Exercise: Repeat the data exactly, please.

[[ Record set open ]]

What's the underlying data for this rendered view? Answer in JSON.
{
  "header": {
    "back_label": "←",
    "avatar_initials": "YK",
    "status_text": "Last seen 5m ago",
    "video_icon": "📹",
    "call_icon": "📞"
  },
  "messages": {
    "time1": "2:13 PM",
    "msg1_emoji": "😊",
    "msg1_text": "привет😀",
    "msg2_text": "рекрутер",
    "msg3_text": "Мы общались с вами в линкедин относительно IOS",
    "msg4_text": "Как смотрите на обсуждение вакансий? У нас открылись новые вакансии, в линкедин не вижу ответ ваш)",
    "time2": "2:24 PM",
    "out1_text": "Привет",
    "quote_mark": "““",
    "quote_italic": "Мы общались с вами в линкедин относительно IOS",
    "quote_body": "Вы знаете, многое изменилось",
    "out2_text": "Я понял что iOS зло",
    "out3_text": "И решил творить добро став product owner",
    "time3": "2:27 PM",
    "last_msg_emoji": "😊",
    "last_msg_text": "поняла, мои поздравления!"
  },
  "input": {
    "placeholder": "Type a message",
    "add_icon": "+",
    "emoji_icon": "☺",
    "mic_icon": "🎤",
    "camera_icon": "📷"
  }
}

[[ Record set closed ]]

Answer to this problem:
What's the underlying data for this rendered view? Answer in JSON.
{
  "header": {
    "back_label": "←",
    "avatar_initials": "YK",
    "status_text": "Last seen 5m ago",
    "video_icon": "📹",
    "call_icon": "📞"
  },
  "messages": {
    "time1": "2:13 PM",
    "msg1_emoji": "😊",
    "msg1_text": "привет😀",
    "msg2_text": "рекрутер",
    "msg3_text": "Мы общались с вами в линкедин относительно IOS",
    "msg4_text": "Как смотрите на обсуждение вакансий? У нас открылись новые вакансии, в линкедин не вижу ответ ваш)",
    "time2": "2:24 PM",
    "out1_text": "Привет",
    "quote_mark": "““",
    "quote_italic": "Мы общались с вами в линкедин относительно IOS",
    "quote_body": "Вы знаете, многое изменилось",
    "out2_text": "Я понял что iOS зло",
    "out3_text": "И решил творить добро став product owner",
    "time3": "2:27 PM",
    "last_msg_emoji": "😊",
    "last_msg_text": "поняла, мои поздравления!"
  },
  "input": {
    "placeholder": "Type a message",
    "add_icon": "+",
    "emoji_icon": "☺",
    "mic_icon": "🎤",
    "camera_icon": "📷"
  }
}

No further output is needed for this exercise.